TASK GOAL — Below are some records: retype them all exactly, but not the pictures.

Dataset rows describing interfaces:

________________________

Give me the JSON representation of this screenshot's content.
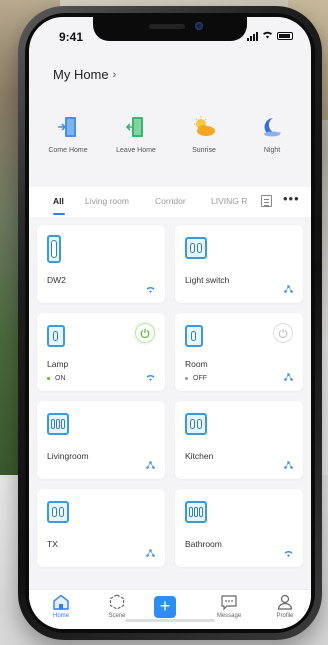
{
  "status_bar": {
    "time": "9:41"
  },
  "header": {
    "title": "My Home",
    "chevron": "›"
  },
  "scenes": [
    {
      "label": "Come Home",
      "icon": "door-enter-icon",
      "color": "#4a90e2"
    },
    {
      "label": "Leave Home",
      "icon": "door-exit-icon",
      "color": "#3cb371"
    },
    {
      "label": "Sunrise",
      "icon": "sun-cloud-icon",
      "color": "#f5a623"
    },
    {
      "label": "Night",
      "icon": "moon-icon",
      "color": "#3a6fd8"
    }
  ],
  "tabs": [
    {
      "label": "All",
      "active": true
    },
    {
      "label": "Living room"
    },
    {
      "label": "Corridor"
    },
    {
      "label": "LIVING R"
    }
  ],
  "tab_more": "•••",
  "devices": [
    {
      "name": "DW2",
      "icon": "door-sensor-icon",
      "net": "wifi-icon"
    },
    {
      "name": "Light switch",
      "icon": "switch-2gang-icon",
      "net": "mesh-icon"
    },
    {
      "name": "Lamp",
      "icon": "switch-1gang-icon",
      "state": "ON",
      "state_color": "#52c41a",
      "power": true,
      "net": "wifi-icon"
    },
    {
      "name": "Room",
      "icon": "switch-1gang-icon",
      "state": "OFF",
      "state_color": "#999999",
      "power": false,
      "net": "mesh-icon"
    },
    {
      "name": "Livingroom",
      "icon": "switch-3gang-icon",
      "net": "mesh-icon"
    },
    {
      "name": "Kitchen",
      "icon": "switch-2gang-icon",
      "net": "mesh-icon"
    },
    {
      "name": "TX",
      "icon": "switch-2gang-icon",
      "net": "mesh-icon"
    },
    {
      "name": "Bathroom",
      "icon": "switch-3gang-icon",
      "net": "wifi-icon"
    }
  ],
  "bottom_nav": [
    {
      "label": "Home",
      "icon": "home-icon",
      "active": true
    },
    {
      "label": "Scene",
      "icon": "scene-hexagon-icon"
    },
    {
      "label": "Message",
      "icon": "message-icon"
    },
    {
      "label": "Profile",
      "icon": "user-icon"
    }
  ],
  "add_button": "+",
  "colors": {
    "accent": "#2e8cf3",
    "device_icon": "#3c9bd6",
    "on": "#52c41a"
  }
}
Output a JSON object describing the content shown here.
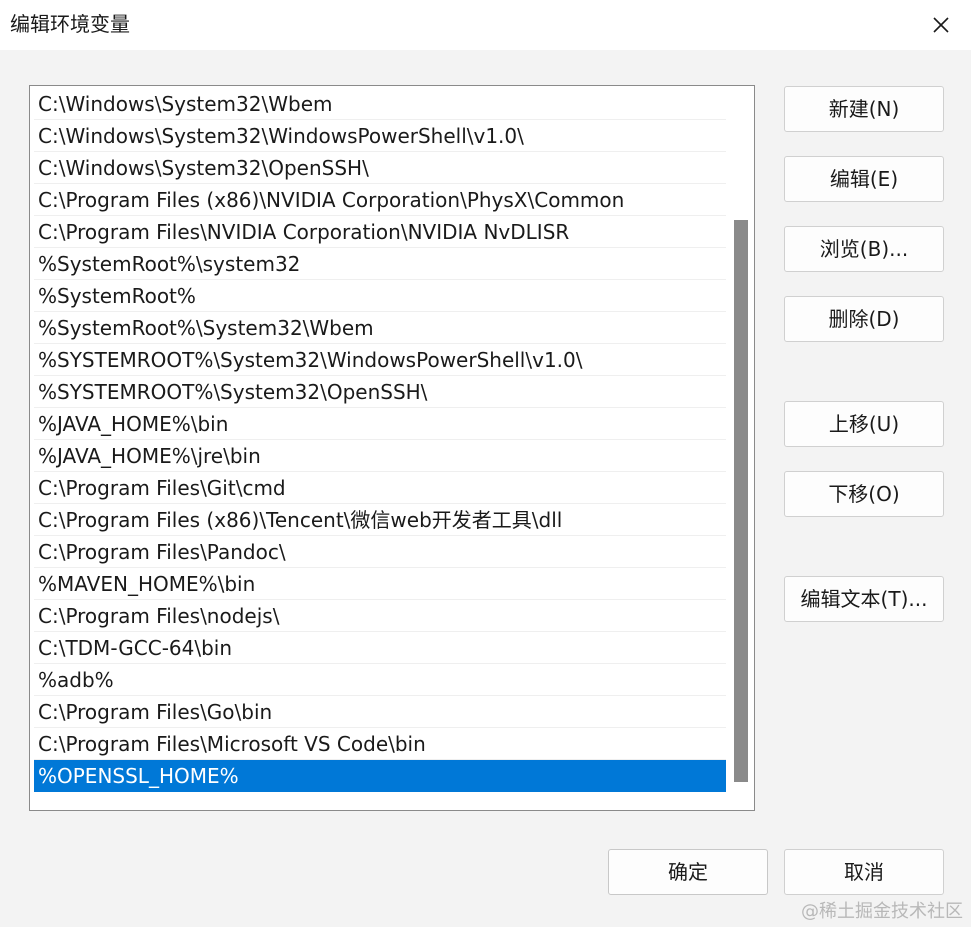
{
  "window": {
    "title": "编辑环境变量",
    "close_glyph": "✕"
  },
  "path_list": {
    "items": [
      "C:\\Windows\\System32\\Wbem",
      "C:\\Windows\\System32\\WindowsPowerShell\\v1.0\\",
      "C:\\Windows\\System32\\OpenSSH\\",
      "C:\\Program Files (x86)\\NVIDIA Corporation\\PhysX\\Common",
      "C:\\Program Files\\NVIDIA Corporation\\NVIDIA NvDLISR",
      "%SystemRoot%\\system32",
      "%SystemRoot%",
      "%SystemRoot%\\System32\\Wbem",
      "%SYSTEMROOT%\\System32\\WindowsPowerShell\\v1.0\\",
      "%SYSTEMROOT%\\System32\\OpenSSH\\",
      "%JAVA_HOME%\\bin",
      "%JAVA_HOME%\\jre\\bin",
      "C:\\Program Files\\Git\\cmd",
      "C:\\Program Files (x86)\\Tencent\\微信web开发者工具\\dll",
      "C:\\Program Files\\Pandoc\\",
      "%MAVEN_HOME%\\bin",
      "C:\\Program Files\\nodejs\\",
      "C:\\TDM-GCC-64\\bin",
      "%adb%",
      "C:\\Program Files\\Go\\bin",
      "C:\\Program Files\\Microsoft VS Code\\bin",
      "%OPENSSL_HOME%"
    ],
    "selected_index": 21
  },
  "buttons": {
    "new": "新建(N)",
    "edit": "编辑(E)",
    "browse": "浏览(B)...",
    "delete": "删除(D)",
    "move_up": "上移(U)",
    "move_down": "下移(O)",
    "edit_text": "编辑文本(T)...",
    "ok": "确定",
    "cancel": "取消"
  },
  "watermark": "@稀土掘金技术社区",
  "colors": {
    "selection": "#0078d7",
    "scrollbar_thumb": "#8a8a8a"
  }
}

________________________

THE ANSWER —
Give me the JSON representation of this screenshot's content.
{
  "status_bar": {
    "time": "9:41"
  },
  "header": {
    "title": "My Home",
    "chevron": "›"
  },
  "scenes": [
    {
      "label": "Come Home",
      "icon": "door-enter-icon",
      "color": "#4a90e2"
    },
    {
      "label": "Leave Home",
      "icon": "door-exit-icon",
      "color": "#3cb371"
    },
    {
      "label": "Sunrise",
      "icon": "sun-cloud-icon",
      "color": "#f5a623"
    },
    {
      "label": "Night",
      "icon": "moon-icon",
      "color": "#3a6fd8"
    }
  ],
  "tabs": [
    {
      "label": "All",
      "active": true
    },
    {
      "label": "Living room"
    },
    {
      "label": "Corridor"
    },
    {
      "label": "LIVING R"
    }
  ],
  "tab_more": "•••",
  "devices": [
    {
      "name": "DW2",
      "icon": "door-sensor-icon",
      "net": "wifi-icon"
    },
    {
      "name": "Light switch",
      "icon": "switch-2gang-icon",
      "net": "mesh-icon"
    },
    {
      "name": "Lamp",
      "icon": "switch-1gang-icon",
      "state": "ON",
      "state_color": "#52c41a",
      "power": true,
      "net": "wifi-icon"
    },
    {
      "name": "Room",
      "icon": "switch-1gang-icon",
      "state": "OFF",
      "state_color": "#999999",
      "power": false,
      "net": "mesh-icon"
    },
    {
      "name": "Livingroom",
      "icon": "switch-3gang-icon",
      "net": "mesh-icon"
    },
    {
      "name": "Kitchen",
      "icon": "switch-2gang-icon",
      "net": "mesh-icon"
    },
    {
      "name": "TX",
      "icon": "switch-2gang-icon",
      "net": "mesh-icon"
    },
    {
      "name": "Bathroom",
      "icon": "switch-3gang-icon",
      "net": "wifi-icon"
    }
  ],
  "bottom_nav": [
    {
      "label": "Home",
      "icon": "home-icon",
      "active": true
    },
    {
      "label": "Scene",
      "icon": "scene-hexagon-icon"
    },
    {
      "label": "Message",
      "icon": "message-icon"
    },
    {
      "label": "Profile",
      "icon": "user-icon"
    }
  ],
  "add_button": "+",
  "colors": {
    "accent": "#2e8cf3",
    "device_icon": "#3c9bd6",
    "on": "#52c41a"
  }
}
Output a JSON object describing the content shown here.
{
  "window": {
    "title": "编辑环境变量",
    "close_glyph": "✕"
  },
  "path_list": {
    "items": [
      "C:\\Windows\\System32\\Wbem",
      "C:\\Windows\\System32\\WindowsPowerShell\\v1.0\\",
      "C:\\Windows\\System32\\OpenSSH\\",
      "C:\\Program Files (x86)\\NVIDIA Corporation\\PhysX\\Common",
      "C:\\Program Files\\NVIDIA Corporation\\NVIDIA NvDLISR",
      "%SystemRoot%\\system32",
      "%SystemRoot%",
      "%SystemRoot%\\System32\\Wbem",
      "%SYSTEMROOT%\\System32\\WindowsPowerShell\\v1.0\\",
      "%SYSTEMROOT%\\System32\\OpenSSH\\",
      "%JAVA_HOME%\\bin",
      "%JAVA_HOME%\\jre\\bin",
      "C:\\Program Files\\Git\\cmd",
      "C:\\Program Files (x86)\\Tencent\\微信web开发者工具\\dll",
      "C:\\Program Files\\Pandoc\\",
      "%MAVEN_HOME%\\bin",
      "C:\\Program Files\\nodejs\\",
      "C:\\TDM-GCC-64\\bin",
      "%adb%",
      "C:\\Program Files\\Go\\bin",
      "C:\\Program Files\\Microsoft VS Code\\bin",
      "%OPENSSL_HOME%"
    ],
    "selected_index": 21
  },
  "buttons": {
    "new": "新建(N)",
    "edit": "编辑(E)",
    "browse": "浏览(B)...",
    "delete": "删除(D)",
    "move_up": "上移(U)",
    "move_down": "下移(O)",
    "edit_text": "编辑文本(T)...",
    "ok": "确定",
    "cancel": "取消"
  },
  "watermark": "@稀土掘金技术社区",
  "colors": {
    "selection": "#0078d7",
    "scrollbar_thumb": "#8a8a8a"
  }
}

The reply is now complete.